── Data records

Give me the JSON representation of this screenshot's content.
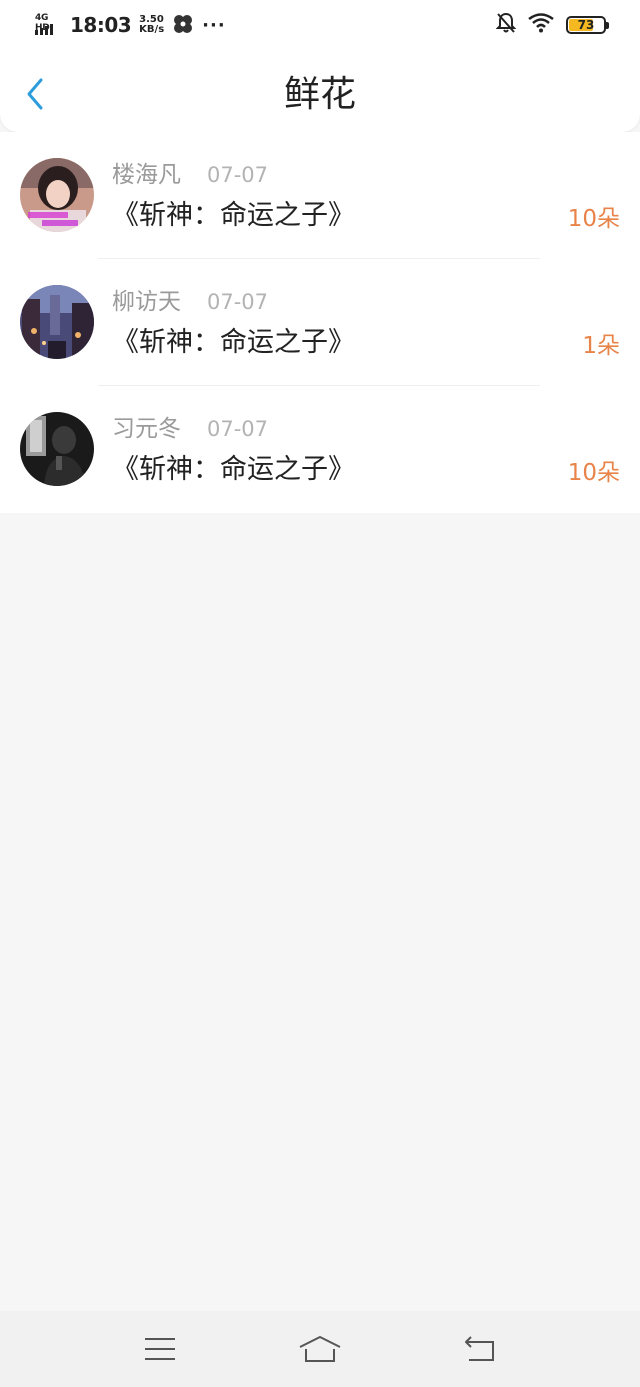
{
  "status_bar": {
    "network": "4G HD",
    "time": "18:03",
    "speed_value": "3.50",
    "speed_unit": "KB/s",
    "more": "···",
    "battery": "73",
    "battery_level": 0.73,
    "battery_color": "#f5b820"
  },
  "header": {
    "title": "鲜花",
    "back_icon": "chevron-left-icon",
    "accent_color": "#2d9cdb"
  },
  "gifts": [
    {
      "name": "楼海凡",
      "date": "07-07",
      "book": "《斩神：命运之子》",
      "flowers": "10朵",
      "avatar": "girl-portrait-avatar"
    },
    {
      "name": "柳访天",
      "date": "07-07",
      "book": "《斩神：命运之子》",
      "flowers": "1朵",
      "avatar": "night-street-avatar"
    },
    {
      "name": "习元冬",
      "date": "07-07",
      "book": "《斩神：命运之子》",
      "flowers": "10朵",
      "avatar": "man-silhouette-avatar"
    }
  ],
  "colors": {
    "flower_count": "#e8844a",
    "name_text": "#9a9a9a",
    "background": "#f7f6f7"
  },
  "nav": {
    "menu_icon": "menu-icon",
    "home_icon": "home-icon",
    "back_icon": "return-icon"
  }
}
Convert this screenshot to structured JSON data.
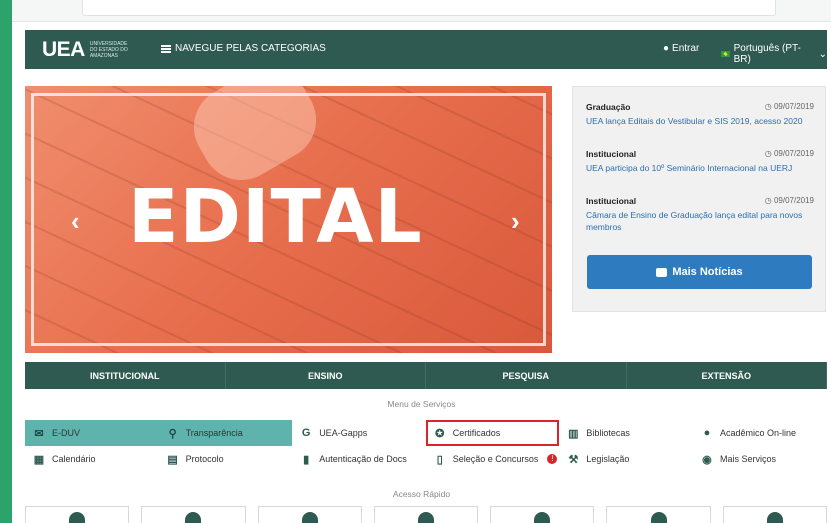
{
  "header": {
    "logo": "UEA",
    "logo_sub": "UNIVERSIDADE DO ESTADO DO AMAZONAS",
    "nav_label": "NAVEGUE PELAS CATEGORIAS",
    "login_label": "Entrar",
    "language_label": "Português (PT-BR)"
  },
  "banner": {
    "text": "EDITAL",
    "prev": "‹",
    "next": "›"
  },
  "news": {
    "items": [
      {
        "category": "Graduação",
        "date": "09/07/2019",
        "title": "UEA lança Editais do Vestibular e SIS 2019, acesso 2020"
      },
      {
        "category": "Institucional",
        "date": "09/07/2019",
        "title": "UEA participa do 10º Seminário Internacional na UERJ"
      },
      {
        "category": "Institucional",
        "date": "09/07/2019",
        "title": "Câmara de Ensino de Graduação lança edital para novos membros"
      }
    ],
    "more_button": "Mais Notícias"
  },
  "tabs": [
    "INSTITUCIONAL",
    "ENSINO",
    "PESQUISA",
    "EXTENSÃO"
  ],
  "services": {
    "title": "Menu de Serviços",
    "row1": [
      {
        "label": "E-DUV",
        "icon": "envelope-icon"
      },
      {
        "label": "Transparência",
        "icon": "search-icon"
      },
      {
        "label": "UEA-Gapps",
        "icon": "google-icon"
      },
      {
        "label": "Certificados",
        "icon": "award-icon"
      },
      {
        "label": "Bibliotecas",
        "icon": "library-icon"
      },
      {
        "label": "Acadêmico On-line",
        "icon": "user-icon"
      }
    ],
    "row2": [
      {
        "label": "Calendário",
        "icon": "calendar-icon"
      },
      {
        "label": "Protocolo",
        "icon": "document-icon"
      },
      {
        "label": "Autenticação de Docs",
        "icon": "file-icon"
      },
      {
        "label": "Seleção e Concursos",
        "icon": "file-outline-icon",
        "badge": "!"
      },
      {
        "label": "Legislação",
        "icon": "gavel-icon"
      },
      {
        "label": "Mais Serviços",
        "icon": "chevron-circle-icon"
      }
    ]
  },
  "quick_access": {
    "title": "Acesso Rápido"
  }
}
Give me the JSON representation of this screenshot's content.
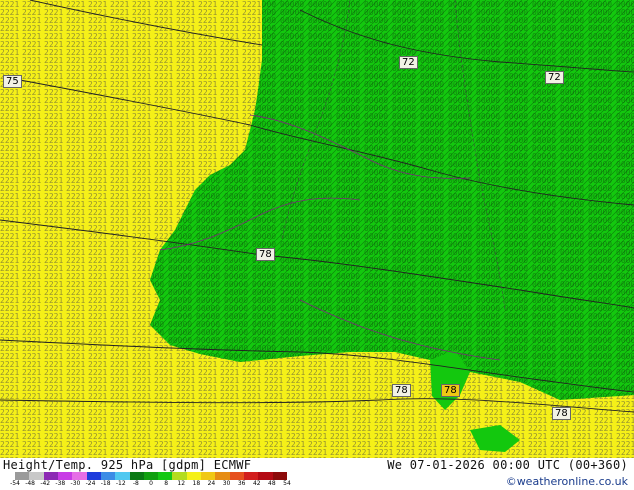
{
  "map": {
    "contour_labels": [
      "75",
      "72",
      "72",
      "78",
      "78",
      "78",
      "78"
    ],
    "regions": {
      "yellow": "#f5f018",
      "green": "#13c80e",
      "dark_green": "#0d8c13"
    }
  },
  "footer": {
    "title": "Height/Temp. 925 hPa [gdpm] ECMWF",
    "date": "We 07-01-2026 00:00 UTC (00+360)",
    "credit": "©weatheronline.co.uk"
  },
  "colorbar": {
    "ticks": [
      "-54",
      "-48",
      "-42",
      "-38",
      "-30",
      "-24",
      "-18",
      "-12",
      "-8",
      "0",
      "8",
      "12",
      "18",
      "24",
      "30",
      "36",
      "42",
      "48",
      "54"
    ],
    "colors": [
      "#9a9a9a",
      "#c8c8c8",
      "#8c2ab4",
      "#c83ce6",
      "#e66ee6",
      "#1e3cdc",
      "#3c8ce6",
      "#50c8f0",
      "#0a7a14",
      "#10a010",
      "#14c814",
      "#b4dc1e",
      "#f5f018",
      "#f0c814",
      "#e68c14",
      "#e6501e",
      "#d21e1e",
      "#b40a14",
      "#8c0a0a"
    ]
  }
}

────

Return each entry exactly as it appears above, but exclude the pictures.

Give me the JSON representation of this screenshot's content.
{
  "status_bar": {
    "network": "4G HD",
    "time": "18:03",
    "speed_value": "3.50",
    "speed_unit": "KB/s",
    "more": "···",
    "battery": "73",
    "battery_level": 0.73,
    "battery_color": "#f5b820"
  },
  "header": {
    "title": "鲜花",
    "back_icon": "chevron-left-icon",
    "accent_color": "#2d9cdb"
  },
  "gifts": [
    {
      "name": "楼海凡",
      "date": "07-07",
      "book": "《斩神：命运之子》",
      "flowers": "10朵",
      "avatar": "girl-portrait-avatar"
    },
    {
      "name": "柳访天",
      "date": "07-07",
      "book": "《斩神：命运之子》",
      "flowers": "1朵",
      "avatar": "night-street-avatar"
    },
    {
      "name": "习元冬",
      "date": "07-07",
      "book": "《斩神：命运之子》",
      "flowers": "10朵",
      "avatar": "man-silhouette-avatar"
    }
  ],
  "colors": {
    "flower_count": "#e8844a",
    "name_text": "#9a9a9a",
    "background": "#f7f6f7"
  },
  "nav": {
    "menu_icon": "menu-icon",
    "home_icon": "home-icon",
    "back_icon": "return-icon"
  }
}
Convert this screenshot to structured JSON data.
{
  "header": {
    "logo": "UEA",
    "logo_sub": "UNIVERSIDADE DO ESTADO DO AMAZONAS",
    "nav_label": "NAVEGUE PELAS CATEGORIAS",
    "login_label": "Entrar",
    "language_label": "Português (PT-BR)"
  },
  "banner": {
    "text": "EDITAL",
    "prev": "‹",
    "next": "›"
  },
  "news": {
    "items": [
      {
        "category": "Graduação",
        "date": "09/07/2019",
        "title": "UEA lança Editais do Vestibular e SIS 2019, acesso 2020"
      },
      {
        "category": "Institucional",
        "date": "09/07/2019",
        "title": "UEA participa do 10º Seminário Internacional na UERJ"
      },
      {
        "category": "Institucional",
        "date": "09/07/2019",
        "title": "Câmara de Ensino de Graduação lança edital para novos membros"
      }
    ],
    "more_button": "Mais Notícias"
  },
  "tabs": [
    "INSTITUCIONAL",
    "ENSINO",
    "PESQUISA",
    "EXTENSÃO"
  ],
  "services": {
    "title": "Menu de Serviços",
    "row1": [
      {
        "label": "E-DUV",
        "icon": "envelope-icon"
      },
      {
        "label": "Transparência",
        "icon": "search-icon"
      },
      {
        "label": "UEA-Gapps",
        "icon": "google-icon"
      },
      {
        "label": "Certificados",
        "icon": "award-icon"
      },
      {
        "label": "Bibliotecas",
        "icon": "library-icon"
      },
      {
        "label": "Acadêmico On-line",
        "icon": "user-icon"
      }
    ],
    "row2": [
      {
        "label": "Calendário",
        "icon": "calendar-icon"
      },
      {
        "label": "Protocolo",
        "icon": "document-icon"
      },
      {
        "label": "Autenticação de Docs",
        "icon": "file-icon"
      },
      {
        "label": "Seleção e Concursos",
        "icon": "file-outline-icon",
        "badge": "!"
      },
      {
        "label": "Legislação",
        "icon": "gavel-icon"
      },
      {
        "label": "Mais Serviços",
        "icon": "chevron-circle-icon"
      }
    ]
  },
  "quick_access": {
    "title": "Acesso Rápido"
  }
}
Give me the JSON representation of this screenshot's content.
{
  "map": {
    "contour_labels": [
      "75",
      "72",
      "72",
      "78",
      "78",
      "78",
      "78"
    ],
    "regions": {
      "yellow": "#f5f018",
      "green": "#13c80e",
      "dark_green": "#0d8c13"
    }
  },
  "footer": {
    "title": "Height/Temp. 925 hPa [gdpm] ECMWF",
    "date": "We 07-01-2026 00:00 UTC (00+360)",
    "credit": "©weatheronline.co.uk"
  },
  "colorbar": {
    "ticks": [
      "-54",
      "-48",
      "-42",
      "-38",
      "-30",
      "-24",
      "-18",
      "-12",
      "-8",
      "0",
      "8",
      "12",
      "18",
      "24",
      "30",
      "36",
      "42",
      "48",
      "54"
    ],
    "colors": [
      "#9a9a9a",
      "#c8c8c8",
      "#8c2ab4",
      "#c83ce6",
      "#e66ee6",
      "#1e3cdc",
      "#3c8ce6",
      "#50c8f0",
      "#0a7a14",
      "#10a010",
      "#14c814",
      "#b4dc1e",
      "#f5f018",
      "#f0c814",
      "#e68c14",
      "#e6501e",
      "#d21e1e",
      "#b40a14",
      "#8c0a0a"
    ]
  }
}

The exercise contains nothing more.